### DATA LISTING ###

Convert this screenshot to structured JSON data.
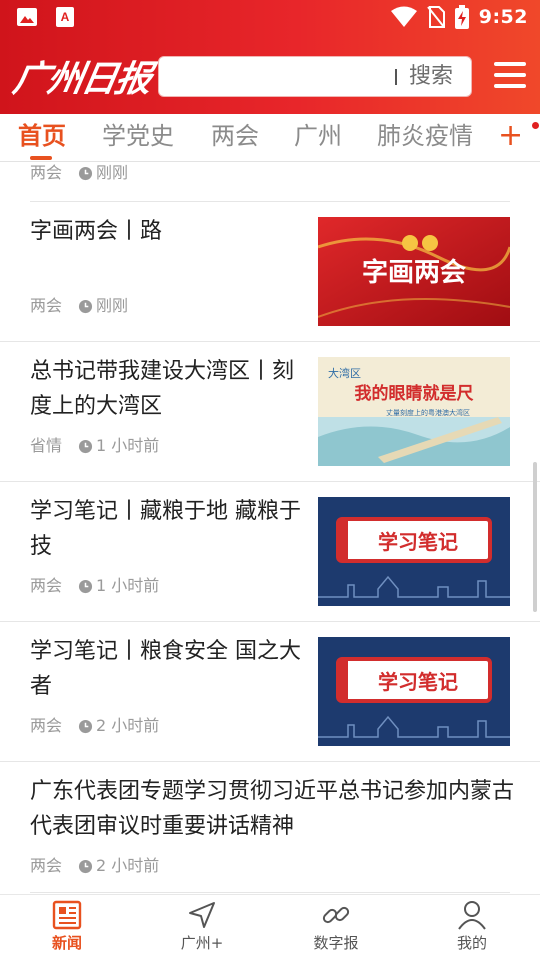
{
  "status_bar": {
    "time": "9:52",
    "left_icons": [
      "image-icon",
      "pdf-icon"
    ],
    "right_icons": [
      "wifi-icon",
      "no-sim-icon",
      "battery-charging-icon"
    ]
  },
  "header": {
    "logo_text": "广州日报",
    "search_button": "搜索"
  },
  "tabs": {
    "items": [
      "首页",
      "学党史",
      "两会",
      "广州",
      "肺炎疫情"
    ],
    "active": "首页",
    "plus": "+"
  },
  "feed": {
    "partial_item": {
      "source": "两会",
      "time": "刚刚"
    },
    "items": [
      {
        "title": "字画两会丨路",
        "source": "两会",
        "time": "刚刚",
        "thumb_text": "字画两会"
      },
      {
        "title": "总书记带我建设大湾区丨刻度上的大湾区",
        "source": "省情",
        "time": "1 小时前",
        "thumb_text": "我的眼睛就是尺",
        "thumb_sub": "丈量刻度上的粤港澳大湾区"
      },
      {
        "title": "学习笔记丨藏粮于地 藏粮于技",
        "source": "两会",
        "time": "1 小时前",
        "thumb_text": "学习笔记"
      },
      {
        "title": "学习笔记丨粮食安全 国之大者",
        "source": "两会",
        "time": "2 小时前",
        "thumb_text": "学习笔记"
      },
      {
        "title": "广东代表团专题学习贯彻习近平总书记参加内蒙古代表团审议时重要讲话精神",
        "source": "两会",
        "time": "2 小时前"
      }
    ]
  },
  "bottom_nav": {
    "items": [
      "新闻",
      "广州+",
      "数字报",
      "我的"
    ],
    "active": "新闻"
  },
  "colors": {
    "header_red": "#e0201f",
    "accent_orange": "#e8511f",
    "thumb_navy": "#1d3a6e"
  }
}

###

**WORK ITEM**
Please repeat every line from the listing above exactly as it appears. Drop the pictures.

**TASK OUTPUT**
Convert this screenshot to structured JSON data.
{
  "status_bar": {
    "time": "9:52",
    "left_icons": [
      "image-icon",
      "pdf-icon"
    ],
    "right_icons": [
      "wifi-icon",
      "no-sim-icon",
      "battery-charging-icon"
    ]
  },
  "header": {
    "logo_text": "广州日报",
    "search_button": "搜索"
  },
  "tabs": {
    "items": [
      "首页",
      "学党史",
      "两会",
      "广州",
      "肺炎疫情"
    ],
    "active": "首页",
    "plus": "+"
  },
  "feed": {
    "partial_item": {
      "source": "两会",
      "time": "刚刚"
    },
    "items": [
      {
        "title": "字画两会丨路",
        "source": "两会",
        "time": "刚刚",
        "thumb_text": "字画两会"
      },
      {
        "title": "总书记带我建设大湾区丨刻度上的大湾区",
        "source": "省情",
        "time": "1 小时前",
        "thumb_text": "我的眼睛就是尺",
        "thumb_sub": "丈量刻度上的粤港澳大湾区"
      },
      {
        "title": "学习笔记丨藏粮于地 藏粮于技",
        "source": "两会",
        "time": "1 小时前",
        "thumb_text": "学习笔记"
      },
      {
        "title": "学习笔记丨粮食安全 国之大者",
        "source": "两会",
        "time": "2 小时前",
        "thumb_text": "学习笔记"
      },
      {
        "title": "广东代表团专题学习贯彻习近平总书记参加内蒙古代表团审议时重要讲话精神",
        "source": "两会",
        "time": "2 小时前"
      }
    ]
  },
  "bottom_nav": {
    "items": [
      "新闻",
      "广州+",
      "数字报",
      "我的"
    ],
    "active": "新闻"
  },
  "colors": {
    "header_red": "#e0201f",
    "accent_orange": "#e8511f",
    "thumb_navy": "#1d3a6e"
  }
}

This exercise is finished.